President George H.W. Bush imposed sanctions on Beijing over its Tiananmen Massacre, but also sought to revitalize economic relations with the Communist government. President Bill Clinton continued to work with Beijing but also sent U.S. aircraft carriers to the Taiwan Strait during the 1996 crisis as a symbol of resolve. President George W. Bush said the United States would do “whatever it took” to help Taiwan defend itself, while relying on Beijing for support in the U.S. War on Terror. The Obama administration hyped its “Rebalance” to the Pacific and maintained relations with Taiwan. President Donald Trump attempted an ill-fated trade deal with China and took a dim view of Taiwan’s prospects, even as his administration later put pressure on Beijing. Biden has been clearer in affirming that the United States would come to Taiwan’s aid, but also hesitant to employ the U.S. military directly, as in Afghanistan and Ukraine.
We should remember that Biden’s statements on Taiwan have come in response to questions, not as formal policy statement. They represent the current president’s thinking and likely action on the issue. But to the extent that these statements differ from those of past presidents, it is a difference of degree, not of kind. Moreover, he says nothing about the circumstances under which the United States would intervene.
To understand why this is important, we should reexamine the meaning of strategic ambiguity, which Steven M. Goldstein defines as follows:
Strictly speaking, strategic ambiguity is not about whether the United States would intervene should either side upset the present status quo by initiating a cross-strait conflict, as is commonly assumed. Instead, it is about providing conditional clarity regarding the circumstances under which intervention by the United States would be appropriate. It creates a type of “dual deterrence” in which both sides are deterred from endangering the status quo by the possibility of U.S. intervention while at the same time being assured that the other side will not unilaterally seek to change the status quo.
Note that the term “strategic ambiguity” does not appear in official policy but as a descriptor applied by commentators.
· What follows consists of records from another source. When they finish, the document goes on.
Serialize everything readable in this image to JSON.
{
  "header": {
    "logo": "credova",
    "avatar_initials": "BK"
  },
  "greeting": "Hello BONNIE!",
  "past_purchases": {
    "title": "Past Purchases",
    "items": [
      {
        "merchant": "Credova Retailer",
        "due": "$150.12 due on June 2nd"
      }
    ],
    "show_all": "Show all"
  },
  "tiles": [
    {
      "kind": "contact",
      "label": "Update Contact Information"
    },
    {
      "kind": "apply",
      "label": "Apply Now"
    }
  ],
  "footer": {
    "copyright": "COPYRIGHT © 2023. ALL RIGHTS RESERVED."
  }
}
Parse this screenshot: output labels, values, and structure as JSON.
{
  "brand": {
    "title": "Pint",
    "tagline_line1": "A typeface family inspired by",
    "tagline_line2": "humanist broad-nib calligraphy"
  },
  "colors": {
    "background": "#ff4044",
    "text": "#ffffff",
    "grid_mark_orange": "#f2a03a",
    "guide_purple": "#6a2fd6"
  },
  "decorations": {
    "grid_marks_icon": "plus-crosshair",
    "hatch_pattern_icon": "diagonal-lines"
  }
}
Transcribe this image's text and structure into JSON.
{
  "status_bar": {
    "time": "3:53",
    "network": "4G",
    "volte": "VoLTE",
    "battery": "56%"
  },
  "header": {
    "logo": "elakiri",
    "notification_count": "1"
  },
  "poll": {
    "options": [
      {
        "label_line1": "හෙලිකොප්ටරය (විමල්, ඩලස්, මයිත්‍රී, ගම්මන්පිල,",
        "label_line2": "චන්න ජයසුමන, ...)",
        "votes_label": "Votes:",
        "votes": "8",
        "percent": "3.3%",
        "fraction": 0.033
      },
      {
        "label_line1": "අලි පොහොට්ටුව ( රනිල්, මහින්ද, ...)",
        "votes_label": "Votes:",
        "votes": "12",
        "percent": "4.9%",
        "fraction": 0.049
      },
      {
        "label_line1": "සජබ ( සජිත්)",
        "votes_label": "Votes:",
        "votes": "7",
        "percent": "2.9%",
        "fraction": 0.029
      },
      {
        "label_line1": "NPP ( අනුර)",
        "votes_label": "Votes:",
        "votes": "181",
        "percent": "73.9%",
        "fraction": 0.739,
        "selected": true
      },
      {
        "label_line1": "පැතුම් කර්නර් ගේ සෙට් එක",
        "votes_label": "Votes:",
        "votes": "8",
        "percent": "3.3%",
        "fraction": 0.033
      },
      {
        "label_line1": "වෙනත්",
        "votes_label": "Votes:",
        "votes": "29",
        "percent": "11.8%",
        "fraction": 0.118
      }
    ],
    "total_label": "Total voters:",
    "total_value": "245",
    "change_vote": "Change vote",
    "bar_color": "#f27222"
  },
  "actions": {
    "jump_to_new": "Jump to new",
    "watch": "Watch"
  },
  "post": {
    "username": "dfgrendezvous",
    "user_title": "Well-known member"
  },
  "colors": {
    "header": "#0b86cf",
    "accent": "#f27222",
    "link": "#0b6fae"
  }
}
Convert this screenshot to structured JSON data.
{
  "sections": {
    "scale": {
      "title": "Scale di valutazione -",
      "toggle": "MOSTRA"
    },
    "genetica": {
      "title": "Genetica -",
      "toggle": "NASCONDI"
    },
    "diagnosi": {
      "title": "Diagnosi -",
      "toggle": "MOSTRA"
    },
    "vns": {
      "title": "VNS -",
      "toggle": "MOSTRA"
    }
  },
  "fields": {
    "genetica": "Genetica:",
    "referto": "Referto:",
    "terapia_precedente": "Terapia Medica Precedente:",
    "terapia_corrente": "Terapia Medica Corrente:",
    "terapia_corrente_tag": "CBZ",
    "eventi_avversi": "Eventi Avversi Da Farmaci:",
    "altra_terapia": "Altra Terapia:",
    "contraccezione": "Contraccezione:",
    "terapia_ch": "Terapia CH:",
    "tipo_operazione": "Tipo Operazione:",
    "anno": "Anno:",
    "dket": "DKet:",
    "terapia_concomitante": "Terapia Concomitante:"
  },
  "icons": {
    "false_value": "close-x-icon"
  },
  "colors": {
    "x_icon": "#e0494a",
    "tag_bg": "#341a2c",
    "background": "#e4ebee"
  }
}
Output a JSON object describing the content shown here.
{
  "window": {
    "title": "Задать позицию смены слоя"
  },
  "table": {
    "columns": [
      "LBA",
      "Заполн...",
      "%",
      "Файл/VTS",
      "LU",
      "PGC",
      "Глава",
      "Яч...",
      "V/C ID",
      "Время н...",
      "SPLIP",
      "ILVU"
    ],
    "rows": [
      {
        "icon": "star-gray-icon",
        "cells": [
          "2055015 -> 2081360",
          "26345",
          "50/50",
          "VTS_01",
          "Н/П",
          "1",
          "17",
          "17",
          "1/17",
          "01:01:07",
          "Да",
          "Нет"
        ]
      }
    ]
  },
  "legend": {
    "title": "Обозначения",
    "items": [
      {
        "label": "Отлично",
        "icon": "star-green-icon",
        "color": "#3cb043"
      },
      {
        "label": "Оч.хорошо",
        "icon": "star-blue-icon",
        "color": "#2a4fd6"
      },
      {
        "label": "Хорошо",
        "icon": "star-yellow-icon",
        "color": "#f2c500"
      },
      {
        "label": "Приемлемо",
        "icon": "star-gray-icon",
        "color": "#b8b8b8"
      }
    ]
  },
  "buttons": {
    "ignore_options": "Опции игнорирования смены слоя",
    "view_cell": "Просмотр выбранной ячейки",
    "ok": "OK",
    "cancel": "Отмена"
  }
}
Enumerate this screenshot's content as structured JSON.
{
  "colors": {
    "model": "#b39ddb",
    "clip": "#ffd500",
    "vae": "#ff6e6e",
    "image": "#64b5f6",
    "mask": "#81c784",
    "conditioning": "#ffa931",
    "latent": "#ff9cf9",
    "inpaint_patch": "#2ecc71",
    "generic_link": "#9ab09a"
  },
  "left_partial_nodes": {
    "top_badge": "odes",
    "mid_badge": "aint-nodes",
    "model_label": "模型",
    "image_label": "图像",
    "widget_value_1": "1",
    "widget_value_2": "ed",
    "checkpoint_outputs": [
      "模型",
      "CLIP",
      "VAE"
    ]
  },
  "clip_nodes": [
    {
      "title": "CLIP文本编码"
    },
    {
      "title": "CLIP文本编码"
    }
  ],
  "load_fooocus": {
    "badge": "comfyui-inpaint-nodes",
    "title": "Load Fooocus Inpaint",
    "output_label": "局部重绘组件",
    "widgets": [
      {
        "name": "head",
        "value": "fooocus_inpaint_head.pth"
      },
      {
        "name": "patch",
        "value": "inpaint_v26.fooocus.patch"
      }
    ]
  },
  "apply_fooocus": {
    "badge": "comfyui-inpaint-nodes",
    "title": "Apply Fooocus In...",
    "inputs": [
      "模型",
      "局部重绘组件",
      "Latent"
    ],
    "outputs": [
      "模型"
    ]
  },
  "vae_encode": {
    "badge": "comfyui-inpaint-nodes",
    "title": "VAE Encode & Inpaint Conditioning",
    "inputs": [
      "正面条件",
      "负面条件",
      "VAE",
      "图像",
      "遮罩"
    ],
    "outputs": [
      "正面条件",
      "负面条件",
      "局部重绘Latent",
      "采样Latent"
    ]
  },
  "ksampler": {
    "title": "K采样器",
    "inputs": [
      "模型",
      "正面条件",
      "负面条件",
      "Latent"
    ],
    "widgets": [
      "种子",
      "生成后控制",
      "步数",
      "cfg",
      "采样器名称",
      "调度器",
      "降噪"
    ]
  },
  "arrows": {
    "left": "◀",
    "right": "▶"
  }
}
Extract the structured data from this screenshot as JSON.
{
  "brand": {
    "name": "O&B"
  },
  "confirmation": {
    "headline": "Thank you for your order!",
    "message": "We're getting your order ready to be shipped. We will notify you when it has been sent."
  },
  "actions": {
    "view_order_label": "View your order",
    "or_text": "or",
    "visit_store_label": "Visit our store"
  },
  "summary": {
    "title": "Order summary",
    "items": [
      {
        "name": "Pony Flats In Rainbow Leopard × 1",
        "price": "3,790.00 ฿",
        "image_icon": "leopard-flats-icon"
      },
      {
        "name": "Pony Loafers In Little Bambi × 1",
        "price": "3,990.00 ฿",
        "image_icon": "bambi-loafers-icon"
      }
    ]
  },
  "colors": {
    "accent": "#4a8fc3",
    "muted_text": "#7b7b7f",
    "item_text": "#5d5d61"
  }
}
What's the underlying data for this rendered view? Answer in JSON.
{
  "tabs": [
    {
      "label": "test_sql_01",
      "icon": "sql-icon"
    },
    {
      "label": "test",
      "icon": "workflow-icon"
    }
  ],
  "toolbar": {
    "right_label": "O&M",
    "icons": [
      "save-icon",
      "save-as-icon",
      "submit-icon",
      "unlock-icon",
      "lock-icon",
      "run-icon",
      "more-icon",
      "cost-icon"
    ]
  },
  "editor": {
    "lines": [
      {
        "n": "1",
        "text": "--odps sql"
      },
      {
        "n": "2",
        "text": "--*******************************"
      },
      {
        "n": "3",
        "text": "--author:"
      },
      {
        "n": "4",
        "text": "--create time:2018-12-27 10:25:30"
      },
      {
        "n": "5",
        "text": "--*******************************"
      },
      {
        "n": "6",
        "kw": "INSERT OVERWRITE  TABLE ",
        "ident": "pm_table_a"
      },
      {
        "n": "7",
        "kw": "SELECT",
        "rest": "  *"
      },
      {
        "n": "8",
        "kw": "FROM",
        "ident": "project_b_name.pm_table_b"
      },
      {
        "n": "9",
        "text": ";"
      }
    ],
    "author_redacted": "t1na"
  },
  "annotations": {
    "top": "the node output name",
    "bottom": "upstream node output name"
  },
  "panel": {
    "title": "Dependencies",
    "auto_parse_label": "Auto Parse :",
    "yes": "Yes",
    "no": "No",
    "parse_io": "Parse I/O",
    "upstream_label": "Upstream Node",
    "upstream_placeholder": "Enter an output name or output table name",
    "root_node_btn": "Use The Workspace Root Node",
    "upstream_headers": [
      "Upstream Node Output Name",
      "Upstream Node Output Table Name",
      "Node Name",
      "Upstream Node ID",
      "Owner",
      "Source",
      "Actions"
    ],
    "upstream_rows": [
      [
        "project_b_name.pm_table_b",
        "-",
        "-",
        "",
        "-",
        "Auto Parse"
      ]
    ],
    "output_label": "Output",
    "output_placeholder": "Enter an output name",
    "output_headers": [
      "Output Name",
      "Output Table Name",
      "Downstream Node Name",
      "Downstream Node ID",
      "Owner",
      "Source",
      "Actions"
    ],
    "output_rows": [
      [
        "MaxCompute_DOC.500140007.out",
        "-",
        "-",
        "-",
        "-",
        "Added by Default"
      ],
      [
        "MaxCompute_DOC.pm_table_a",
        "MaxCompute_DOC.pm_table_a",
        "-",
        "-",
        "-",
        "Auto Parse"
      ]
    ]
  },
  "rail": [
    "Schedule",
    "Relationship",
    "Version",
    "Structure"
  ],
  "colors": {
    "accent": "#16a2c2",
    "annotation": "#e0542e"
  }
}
The Biden administration’s Indo-Pacific Strategy clarifies:
We will also work with partners inside and outside of the region to maintain peace and stability in the Taiwan Strait, including by supporting Taiwan’s self-defense capabilities, to ensure an environment in which Taiwan’s future is determined peacefully in accordance with the wishes and best interests of Taiwan’s people. As we do so, our approach remains consistent with our One China policy and our longstanding commitments under the Taiwan Relations Act, the Three Joint Communiqués, and the Six Assurances.
Biden’s promises of intervention do not alter this dual deterrence, because the question was never whether the United States would intervene but when. This is why both Biden and his national security staff can speak with honesty and frankness of a U.S. commitment to Taiwan without changing the structure of long-standing policies. What has changed is Beijing’s more obvious threat to Taipei. As a totalitarian leader, Xi is unlikely to back down from his military threats absent a credible deterrent from Taiwan in coordination with the global coalition of democracies, first of all the United States. Biden’s statements are thus neither unintentional nor embarrassing. They are a vital part of deterring Xi.